--- START ---

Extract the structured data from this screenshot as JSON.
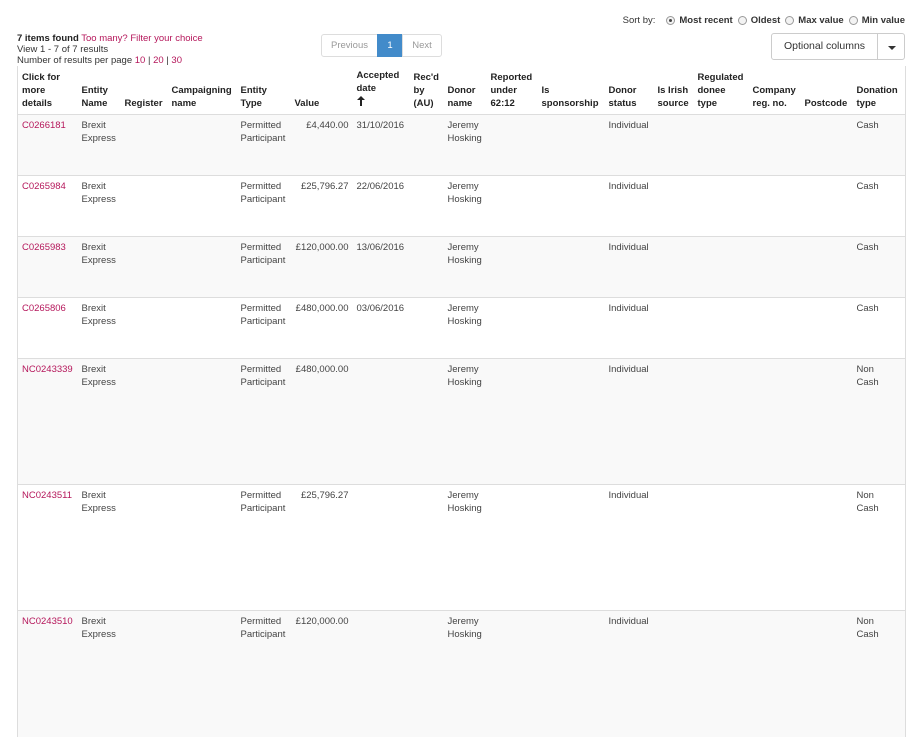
{
  "sort": {
    "label": "Sort by:",
    "options": [
      {
        "label": "Most recent",
        "selected": true
      },
      {
        "label": "Oldest",
        "selected": false
      },
      {
        "label": "Max value",
        "selected": false
      },
      {
        "label": "Min value",
        "selected": false
      }
    ]
  },
  "summary": {
    "count": "7 items found",
    "filter_link": "Too many? Filter your choice",
    "view_text": "View 1 - 7 of 7 results",
    "per_page_label": "Number of results per page",
    "per_page_options": [
      "10",
      "20",
      "30"
    ]
  },
  "pager": {
    "previous": "Previous",
    "current": "1",
    "next": "Next"
  },
  "optional_columns": {
    "label": "Optional columns"
  },
  "table": {
    "headers": {
      "details": [
        "Click for",
        "more",
        "details"
      ],
      "entity_name": [
        "Entity",
        "Name"
      ],
      "register": [
        "Register"
      ],
      "campaigning_name": [
        "Campaigning",
        "name"
      ],
      "entity_type": [
        "Entity",
        "Type"
      ],
      "value": [
        "Value"
      ],
      "accepted_date": [
        "Accepted",
        "date"
      ],
      "recd_by": [
        "Rec'd",
        "by",
        "(AU)"
      ],
      "donor_name": [
        "Donor",
        "name"
      ],
      "reported_under": [
        "Reported",
        "under",
        "62:12"
      ],
      "is_sponsorship": [
        "Is",
        "sponsorship"
      ],
      "donor_status": [
        "Donor",
        "status"
      ],
      "is_irish_source": [
        "Is Irish",
        "source"
      ],
      "regulated_donee_type": [
        "Regulated",
        "donee",
        "type"
      ],
      "company_reg_no": [
        "Company",
        "reg. no."
      ],
      "postcode": [
        "Postcode"
      ],
      "donation_type": [
        "Donation",
        "type"
      ]
    },
    "rows": [
      {
        "id": "C0266181",
        "entity": [
          "Brexit",
          "Express"
        ],
        "entity_type": [
          "Permitted",
          "Participant"
        ],
        "value": "£4,440.00",
        "date": "31/10/2016",
        "donor": [
          "Jeremy",
          "Hosking"
        ],
        "status": "Individual",
        "donation_type": [
          "Cash"
        ],
        "tall": false
      },
      {
        "id": "C0265984",
        "entity": [
          "Brexit",
          "Express"
        ],
        "entity_type": [
          "Permitted",
          "Participant"
        ],
        "value": "£25,796.27",
        "date": "22/06/2016",
        "donor": [
          "Jeremy",
          "Hosking"
        ],
        "status": "Individual",
        "donation_type": [
          "Cash"
        ],
        "tall": false
      },
      {
        "id": "C0265983",
        "entity": [
          "Brexit",
          "Express"
        ],
        "entity_type": [
          "Permitted",
          "Participant"
        ],
        "value": "£120,000.00",
        "date": "13/06/2016",
        "donor": [
          "Jeremy",
          "Hosking"
        ],
        "status": "Individual",
        "donation_type": [
          "Cash"
        ],
        "tall": false
      },
      {
        "id": "C0265806",
        "entity": [
          "Brexit",
          "Express"
        ],
        "entity_type": [
          "Permitted",
          "Participant"
        ],
        "value": "£480,000.00",
        "date": "03/06/2016",
        "donor": [
          "Jeremy",
          "Hosking"
        ],
        "status": "Individual",
        "donation_type": [
          "Cash"
        ],
        "tall": false
      },
      {
        "id": "NC0243339",
        "entity": [
          "Brexit",
          "Express"
        ],
        "entity_type": [
          "Permitted",
          "Participant"
        ],
        "value": "£480,000.00",
        "date": "",
        "donor": [
          "Jeremy",
          "Hosking"
        ],
        "status": "Individual",
        "donation_type": [
          "Non",
          "Cash"
        ],
        "tall": true
      },
      {
        "id": "NC0243511",
        "entity": [
          "Brexit",
          "Express"
        ],
        "entity_type": [
          "Permitted",
          "Participant"
        ],
        "value": "£25,796.27",
        "date": "",
        "donor": [
          "Jeremy",
          "Hosking"
        ],
        "status": "Individual",
        "donation_type": [
          "Non",
          "Cash"
        ],
        "tall": true
      },
      {
        "id": "NC0243510",
        "entity": [
          "Brexit",
          "Express"
        ],
        "entity_type": [
          "Permitted",
          "Participant"
        ],
        "value": "£120,000.00",
        "date": "",
        "donor": [
          "Jeremy",
          "Hosking"
        ],
        "status": "Individual",
        "donation_type": [
          "Non",
          "Cash"
        ],
        "tall": true
      }
    ]
  }
}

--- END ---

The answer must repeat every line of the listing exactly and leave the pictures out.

Extract the structured data from this screenshot as JSON.
{
  "sort": {
    "label": "Sort by:",
    "options": [
      {
        "label": "Most recent",
        "selected": true
      },
      {
        "label": "Oldest",
        "selected": false
      },
      {
        "label": "Max value",
        "selected": false
      },
      {
        "label": "Min value",
        "selected": false
      }
    ]
  },
  "summary": {
    "count": "7 items found",
    "filter_link": "Too many? Filter your choice",
    "view_text": "View 1 - 7 of 7 results",
    "per_page_label": "Number of results per page",
    "per_page_options": [
      "10",
      "20",
      "30"
    ]
  },
  "pager": {
    "previous": "Previous",
    "current": "1",
    "next": "Next"
  },
  "optional_columns": {
    "label": "Optional columns"
  },
  "table": {
    "headers": {
      "details": [
        "Click for",
        "more",
        "details"
      ],
      "entity_name": [
        "Entity",
        "Name"
      ],
      "register": [
        "Register"
      ],
      "campaigning_name": [
        "Campaigning",
        "name"
      ],
      "entity_type": [
        "Entity",
        "Type"
      ],
      "value": [
        "Value"
      ],
      "accepted_date": [
        "Accepted",
        "date"
      ],
      "recd_by": [
        "Rec'd",
        "by",
        "(AU)"
      ],
      "donor_name": [
        "Donor",
        "name"
      ],
      "reported_under": [
        "Reported",
        "under",
        "62:12"
      ],
      "is_sponsorship": [
        "Is",
        "sponsorship"
      ],
      "donor_status": [
        "Donor",
        "status"
      ],
      "is_irish_source": [
        "Is Irish",
        "source"
      ],
      "regulated_donee_type": [
        "Regulated",
        "donee",
        "type"
      ],
      "company_reg_no": [
        "Company",
        "reg. no."
      ],
      "postcode": [
        "Postcode"
      ],
      "donation_type": [
        "Donation",
        "type"
      ]
    },
    "rows": [
      {
        "id": "C0266181",
        "entity": [
          "Brexit",
          "Express"
        ],
        "entity_type": [
          "Permitted",
          "Participant"
        ],
        "value": "£4,440.00",
        "date": "31/10/2016",
        "donor": [
          "Jeremy",
          "Hosking"
        ],
        "status": "Individual",
        "donation_type": [
          "Cash"
        ],
        "tall": false
      },
      {
        "id": "C0265984",
        "entity": [
          "Brexit",
          "Express"
        ],
        "entity_type": [
          "Permitted",
          "Participant"
        ],
        "value": "£25,796.27",
        "date": "22/06/2016",
        "donor": [
          "Jeremy",
          "Hosking"
        ],
        "status": "Individual",
        "donation_type": [
          "Cash"
        ],
        "tall": false
      },
      {
        "id": "C0265983",
        "entity": [
          "Brexit",
          "Express"
        ],
        "entity_type": [
          "Permitted",
          "Participant"
        ],
        "value": "£120,000.00",
        "date": "13/06/2016",
        "donor": [
          "Jeremy",
          "Hosking"
        ],
        "status": "Individual",
        "donation_type": [
          "Cash"
        ],
        "tall": false
      },
      {
        "id": "C0265806",
        "entity": [
          "Brexit",
          "Express"
        ],
        "entity_type": [
          "Permitted",
          "Participant"
        ],
        "value": "£480,000.00",
        "date": "03/06/2016",
        "donor": [
          "Jeremy",
          "Hosking"
        ],
        "status": "Individual",
        "donation_type": [
          "Cash"
        ],
        "tall": false
      },
      {
        "id": "NC0243339",
        "entity": [
          "Brexit",
          "Express"
        ],
        "entity_type": [
          "Permitted",
          "Participant"
        ],
        "value": "£480,000.00",
        "date": "",
        "donor": [
          "Jeremy",
          "Hosking"
        ],
        "status": "Individual",
        "donation_type": [
          "Non",
          "Cash"
        ],
        "tall": true
      },
      {
        "id": "NC0243511",
        "entity": [
          "Brexit",
          "Express"
        ],
        "entity_type": [
          "Permitted",
          "Participant"
        ],
        "value": "£25,796.27",
        "date": "",
        "donor": [
          "Jeremy",
          "Hosking"
        ],
        "status": "Individual",
        "donation_type": [
          "Non",
          "Cash"
        ],
        "tall": true
      },
      {
        "id": "NC0243510",
        "entity": [
          "Brexit",
          "Express"
        ],
        "entity_type": [
          "Permitted",
          "Participant"
        ],
        "value": "£120,000.00",
        "date": "",
        "donor": [
          "Jeremy",
          "Hosking"
        ],
        "status": "Individual",
        "donation_type": [
          "Non",
          "Cash"
        ],
        "tall": true
      }
    ]
  }
}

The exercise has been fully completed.